# Your objective
All records must be quoted exactly. Omit the pictures.

START Records to use

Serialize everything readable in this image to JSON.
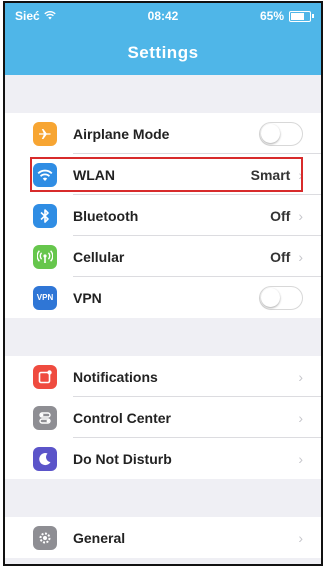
{
  "status_bar": {
    "carrier": "Sieć",
    "time": "08:42",
    "battery": "65%"
  },
  "nav": {
    "title": "Settings"
  },
  "group1": [
    {
      "label": "Airplane Mode",
      "icon": "airplane-icon",
      "color": "#f7a532",
      "control": "toggle",
      "value": ""
    },
    {
      "label": "WLAN",
      "icon": "wifi-icon",
      "color": "#2f8de4",
      "control": "value",
      "value": "Smart"
    },
    {
      "label": "Bluetooth",
      "icon": "bluetooth-icon",
      "color": "#2f8de4",
      "control": "value",
      "value": "Off"
    },
    {
      "label": "Cellular",
      "icon": "cellular-icon",
      "color": "#66c64c",
      "control": "value",
      "value": "Off"
    },
    {
      "label": "VPN",
      "icon": "vpn-icon",
      "color": "#2f76d6",
      "control": "toggle",
      "value": "",
      "badge": "VPN"
    }
  ],
  "group2": [
    {
      "label": "Notifications",
      "icon": "notifications-icon",
      "color": "#ef4b3f"
    },
    {
      "label": "Control Center",
      "icon": "control-center-icon",
      "color": "#8e8e93"
    },
    {
      "label": "Do Not Disturb",
      "icon": "moon-icon",
      "color": "#5b54c9"
    }
  ],
  "group3": [
    {
      "label": "General",
      "icon": "gear-icon",
      "color": "#8e8e93"
    }
  ],
  "highlighted_item": "WLAN",
  "highlight_color": "#d82b2b",
  "accent": "#4fb6e8"
}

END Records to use

# Exercise answer
Serialize everything readable in this image to JSON.
{
  "status_bar": {
    "carrier": "Sieć",
    "time": "08:42",
    "battery": "65%"
  },
  "nav": {
    "title": "Settings"
  },
  "group1": [
    {
      "label": "Airplane Mode",
      "icon": "airplane-icon",
      "color": "#f7a532",
      "control": "toggle",
      "value": ""
    },
    {
      "label": "WLAN",
      "icon": "wifi-icon",
      "color": "#2f8de4",
      "control": "value",
      "value": "Smart"
    },
    {
      "label": "Bluetooth",
      "icon": "bluetooth-icon",
      "color": "#2f8de4",
      "control": "value",
      "value": "Off"
    },
    {
      "label": "Cellular",
      "icon": "cellular-icon",
      "color": "#66c64c",
      "control": "value",
      "value": "Off"
    },
    {
      "label": "VPN",
      "icon": "vpn-icon",
      "color": "#2f76d6",
      "control": "toggle",
      "value": "",
      "badge": "VPN"
    }
  ],
  "group2": [
    {
      "label": "Notifications",
      "icon": "notifications-icon",
      "color": "#ef4b3f"
    },
    {
      "label": "Control Center",
      "icon": "control-center-icon",
      "color": "#8e8e93"
    },
    {
      "label": "Do Not Disturb",
      "icon": "moon-icon",
      "color": "#5b54c9"
    }
  ],
  "group3": [
    {
      "label": "General",
      "icon": "gear-icon",
      "color": "#8e8e93"
    }
  ],
  "highlighted_item": "WLAN",
  "highlight_color": "#d82b2b",
  "accent": "#4fb6e8"
}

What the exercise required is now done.